> _What you have to do_
Copy out, from the data, each line containing the string "text".

[Interface dataset entries]

-- Opening Marker --

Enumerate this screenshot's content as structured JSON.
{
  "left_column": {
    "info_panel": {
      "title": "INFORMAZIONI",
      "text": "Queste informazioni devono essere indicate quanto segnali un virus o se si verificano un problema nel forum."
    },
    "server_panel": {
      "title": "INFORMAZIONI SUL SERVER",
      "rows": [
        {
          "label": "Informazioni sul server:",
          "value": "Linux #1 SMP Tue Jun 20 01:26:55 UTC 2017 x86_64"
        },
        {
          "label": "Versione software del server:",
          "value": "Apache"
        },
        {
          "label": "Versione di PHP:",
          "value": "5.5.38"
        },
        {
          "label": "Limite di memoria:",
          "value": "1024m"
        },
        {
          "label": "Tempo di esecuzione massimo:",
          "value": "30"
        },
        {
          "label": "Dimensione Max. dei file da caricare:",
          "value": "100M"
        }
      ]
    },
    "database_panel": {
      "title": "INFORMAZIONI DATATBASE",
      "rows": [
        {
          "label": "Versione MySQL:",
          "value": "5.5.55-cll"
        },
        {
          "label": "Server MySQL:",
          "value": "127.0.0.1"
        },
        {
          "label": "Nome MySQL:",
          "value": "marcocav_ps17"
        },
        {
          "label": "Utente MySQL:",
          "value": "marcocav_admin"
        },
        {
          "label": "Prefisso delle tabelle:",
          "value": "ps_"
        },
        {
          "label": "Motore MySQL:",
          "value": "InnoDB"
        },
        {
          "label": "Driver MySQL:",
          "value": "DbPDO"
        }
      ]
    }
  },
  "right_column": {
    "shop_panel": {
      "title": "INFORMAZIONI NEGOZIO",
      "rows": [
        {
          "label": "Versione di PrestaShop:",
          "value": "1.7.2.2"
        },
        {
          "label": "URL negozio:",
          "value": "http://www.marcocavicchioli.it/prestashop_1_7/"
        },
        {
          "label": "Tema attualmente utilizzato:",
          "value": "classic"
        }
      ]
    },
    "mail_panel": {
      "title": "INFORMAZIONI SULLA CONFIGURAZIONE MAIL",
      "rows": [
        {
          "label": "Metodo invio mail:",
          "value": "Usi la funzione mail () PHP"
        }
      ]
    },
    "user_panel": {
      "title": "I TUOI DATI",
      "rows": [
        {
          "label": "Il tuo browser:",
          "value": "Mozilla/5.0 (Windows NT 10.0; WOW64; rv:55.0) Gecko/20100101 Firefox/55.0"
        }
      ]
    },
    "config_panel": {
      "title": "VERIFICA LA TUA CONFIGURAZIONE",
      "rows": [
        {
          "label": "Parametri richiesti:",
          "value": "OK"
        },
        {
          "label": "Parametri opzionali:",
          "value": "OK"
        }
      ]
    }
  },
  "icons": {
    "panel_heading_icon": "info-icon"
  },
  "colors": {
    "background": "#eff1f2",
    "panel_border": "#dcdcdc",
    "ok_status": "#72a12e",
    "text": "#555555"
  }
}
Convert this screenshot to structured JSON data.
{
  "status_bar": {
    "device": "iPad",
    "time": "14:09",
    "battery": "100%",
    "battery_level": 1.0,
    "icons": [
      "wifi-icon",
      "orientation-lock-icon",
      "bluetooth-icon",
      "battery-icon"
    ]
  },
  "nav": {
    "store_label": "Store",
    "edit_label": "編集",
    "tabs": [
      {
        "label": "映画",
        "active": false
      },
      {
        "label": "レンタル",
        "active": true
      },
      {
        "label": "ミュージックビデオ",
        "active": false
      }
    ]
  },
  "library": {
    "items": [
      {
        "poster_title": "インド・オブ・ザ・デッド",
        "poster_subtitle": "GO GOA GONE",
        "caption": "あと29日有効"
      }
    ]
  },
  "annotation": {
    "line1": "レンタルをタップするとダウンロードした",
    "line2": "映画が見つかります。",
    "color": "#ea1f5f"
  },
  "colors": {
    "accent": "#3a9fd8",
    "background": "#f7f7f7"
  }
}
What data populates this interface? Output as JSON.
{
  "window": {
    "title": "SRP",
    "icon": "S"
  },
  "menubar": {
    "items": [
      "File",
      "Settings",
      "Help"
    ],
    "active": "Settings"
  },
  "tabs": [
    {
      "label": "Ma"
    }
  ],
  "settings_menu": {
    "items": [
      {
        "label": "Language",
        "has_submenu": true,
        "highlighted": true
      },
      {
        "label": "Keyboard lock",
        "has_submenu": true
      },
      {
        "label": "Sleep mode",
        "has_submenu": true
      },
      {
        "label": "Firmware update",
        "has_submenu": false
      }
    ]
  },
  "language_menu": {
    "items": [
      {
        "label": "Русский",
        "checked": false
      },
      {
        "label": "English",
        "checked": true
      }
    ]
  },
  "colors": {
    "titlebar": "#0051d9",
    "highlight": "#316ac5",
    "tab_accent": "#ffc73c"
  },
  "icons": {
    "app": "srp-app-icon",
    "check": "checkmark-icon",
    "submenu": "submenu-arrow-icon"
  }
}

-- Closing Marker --
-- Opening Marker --

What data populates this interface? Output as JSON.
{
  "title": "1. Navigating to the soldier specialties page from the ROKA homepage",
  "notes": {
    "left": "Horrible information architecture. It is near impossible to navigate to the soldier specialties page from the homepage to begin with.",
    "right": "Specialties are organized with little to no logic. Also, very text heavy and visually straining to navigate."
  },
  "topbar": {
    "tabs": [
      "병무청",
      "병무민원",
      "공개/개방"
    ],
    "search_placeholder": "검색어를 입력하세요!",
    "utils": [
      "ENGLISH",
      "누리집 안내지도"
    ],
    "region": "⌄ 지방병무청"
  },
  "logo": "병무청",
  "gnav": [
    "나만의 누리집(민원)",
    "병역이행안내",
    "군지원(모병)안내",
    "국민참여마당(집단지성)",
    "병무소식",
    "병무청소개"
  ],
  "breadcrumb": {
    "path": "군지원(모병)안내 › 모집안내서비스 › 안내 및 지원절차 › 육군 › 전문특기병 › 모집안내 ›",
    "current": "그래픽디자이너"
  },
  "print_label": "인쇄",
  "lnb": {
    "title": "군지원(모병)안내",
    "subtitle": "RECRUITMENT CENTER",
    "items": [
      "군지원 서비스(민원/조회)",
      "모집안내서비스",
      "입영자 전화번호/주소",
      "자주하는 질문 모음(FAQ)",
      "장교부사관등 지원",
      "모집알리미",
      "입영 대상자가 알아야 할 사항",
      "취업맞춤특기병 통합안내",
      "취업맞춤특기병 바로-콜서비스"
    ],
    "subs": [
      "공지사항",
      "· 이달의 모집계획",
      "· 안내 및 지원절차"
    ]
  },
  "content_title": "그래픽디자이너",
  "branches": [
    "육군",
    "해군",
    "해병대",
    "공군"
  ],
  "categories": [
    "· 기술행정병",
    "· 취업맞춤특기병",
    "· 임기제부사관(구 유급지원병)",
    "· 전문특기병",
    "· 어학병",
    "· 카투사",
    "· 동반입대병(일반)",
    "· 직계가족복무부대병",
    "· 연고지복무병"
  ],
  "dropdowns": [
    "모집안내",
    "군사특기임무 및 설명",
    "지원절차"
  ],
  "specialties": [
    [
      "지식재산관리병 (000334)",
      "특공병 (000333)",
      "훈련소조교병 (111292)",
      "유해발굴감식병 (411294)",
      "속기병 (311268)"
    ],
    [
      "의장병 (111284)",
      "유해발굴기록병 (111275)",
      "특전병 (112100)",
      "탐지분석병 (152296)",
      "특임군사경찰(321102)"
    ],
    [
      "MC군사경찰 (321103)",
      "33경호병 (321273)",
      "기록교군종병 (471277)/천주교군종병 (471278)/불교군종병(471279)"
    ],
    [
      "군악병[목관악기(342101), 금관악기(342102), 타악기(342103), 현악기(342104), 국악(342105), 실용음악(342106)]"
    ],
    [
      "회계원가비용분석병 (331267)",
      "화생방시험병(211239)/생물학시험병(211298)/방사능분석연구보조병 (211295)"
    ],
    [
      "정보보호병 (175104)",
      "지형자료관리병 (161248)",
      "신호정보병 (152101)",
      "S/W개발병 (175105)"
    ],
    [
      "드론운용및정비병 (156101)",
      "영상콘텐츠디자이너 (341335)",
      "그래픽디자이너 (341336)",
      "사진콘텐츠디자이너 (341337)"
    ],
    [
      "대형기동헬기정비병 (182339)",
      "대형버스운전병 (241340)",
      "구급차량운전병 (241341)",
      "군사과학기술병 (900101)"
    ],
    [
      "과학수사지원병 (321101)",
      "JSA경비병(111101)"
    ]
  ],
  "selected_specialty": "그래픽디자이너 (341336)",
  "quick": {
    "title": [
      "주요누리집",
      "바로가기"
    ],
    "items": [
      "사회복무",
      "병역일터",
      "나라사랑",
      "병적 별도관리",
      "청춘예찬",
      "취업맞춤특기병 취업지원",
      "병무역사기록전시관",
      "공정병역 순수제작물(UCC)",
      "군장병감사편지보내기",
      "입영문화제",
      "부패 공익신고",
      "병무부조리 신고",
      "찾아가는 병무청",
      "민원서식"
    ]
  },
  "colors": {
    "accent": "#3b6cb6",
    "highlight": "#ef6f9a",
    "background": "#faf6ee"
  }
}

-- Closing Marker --

> _Response_
      "text": "Queste informazioni devono essere indicate quanto segnali un virus o se si verificano un problema nel forum."
    "text": "#555555"
    "right": "Specialties are organized with little to no logic. Also, very text heavy and visually straining to navigate."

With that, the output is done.